*** RECORDED INFORMATION ***

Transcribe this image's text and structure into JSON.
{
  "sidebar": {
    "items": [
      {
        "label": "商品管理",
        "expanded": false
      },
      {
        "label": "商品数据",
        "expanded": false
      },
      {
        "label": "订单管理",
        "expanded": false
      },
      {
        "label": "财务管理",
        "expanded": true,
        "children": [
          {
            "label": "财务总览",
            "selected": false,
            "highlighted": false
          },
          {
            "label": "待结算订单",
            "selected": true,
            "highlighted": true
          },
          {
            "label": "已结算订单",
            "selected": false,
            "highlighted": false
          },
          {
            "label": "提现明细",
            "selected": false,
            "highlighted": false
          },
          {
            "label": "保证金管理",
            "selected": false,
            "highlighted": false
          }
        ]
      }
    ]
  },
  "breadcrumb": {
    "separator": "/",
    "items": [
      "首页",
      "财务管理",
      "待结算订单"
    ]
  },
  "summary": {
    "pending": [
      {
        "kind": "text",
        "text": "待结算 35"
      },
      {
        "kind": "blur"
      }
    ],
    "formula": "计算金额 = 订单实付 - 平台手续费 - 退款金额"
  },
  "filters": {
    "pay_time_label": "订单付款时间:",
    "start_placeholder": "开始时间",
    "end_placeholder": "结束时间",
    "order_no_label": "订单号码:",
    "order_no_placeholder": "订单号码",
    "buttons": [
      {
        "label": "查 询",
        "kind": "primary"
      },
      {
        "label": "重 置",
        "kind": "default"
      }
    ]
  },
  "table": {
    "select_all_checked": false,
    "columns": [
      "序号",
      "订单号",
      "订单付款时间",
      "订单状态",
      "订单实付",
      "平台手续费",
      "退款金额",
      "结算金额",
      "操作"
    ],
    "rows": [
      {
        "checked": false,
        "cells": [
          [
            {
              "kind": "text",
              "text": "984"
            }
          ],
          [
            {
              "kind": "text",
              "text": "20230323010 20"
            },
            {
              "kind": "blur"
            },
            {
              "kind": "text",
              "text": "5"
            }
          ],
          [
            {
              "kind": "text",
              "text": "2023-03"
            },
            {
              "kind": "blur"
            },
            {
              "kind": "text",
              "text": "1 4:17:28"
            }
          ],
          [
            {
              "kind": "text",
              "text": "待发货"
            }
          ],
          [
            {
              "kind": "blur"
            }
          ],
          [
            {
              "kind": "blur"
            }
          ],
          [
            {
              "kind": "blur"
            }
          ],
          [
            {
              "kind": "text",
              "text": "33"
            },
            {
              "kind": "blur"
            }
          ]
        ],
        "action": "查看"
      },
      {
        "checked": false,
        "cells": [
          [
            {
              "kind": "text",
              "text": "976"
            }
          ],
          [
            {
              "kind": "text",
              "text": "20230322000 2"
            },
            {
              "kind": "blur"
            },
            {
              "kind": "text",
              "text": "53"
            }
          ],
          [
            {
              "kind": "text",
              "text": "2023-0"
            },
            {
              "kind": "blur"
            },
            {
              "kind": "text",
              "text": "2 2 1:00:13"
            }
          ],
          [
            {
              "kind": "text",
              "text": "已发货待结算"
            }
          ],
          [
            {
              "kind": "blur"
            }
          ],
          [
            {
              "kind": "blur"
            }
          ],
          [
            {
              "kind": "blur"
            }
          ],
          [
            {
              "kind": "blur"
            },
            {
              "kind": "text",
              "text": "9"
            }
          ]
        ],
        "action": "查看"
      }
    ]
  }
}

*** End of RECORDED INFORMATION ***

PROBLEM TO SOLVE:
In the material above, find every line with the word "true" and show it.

WRITTEN SOLUTION:
        "expanded": true,
            "selected": true,
            "highlighted": true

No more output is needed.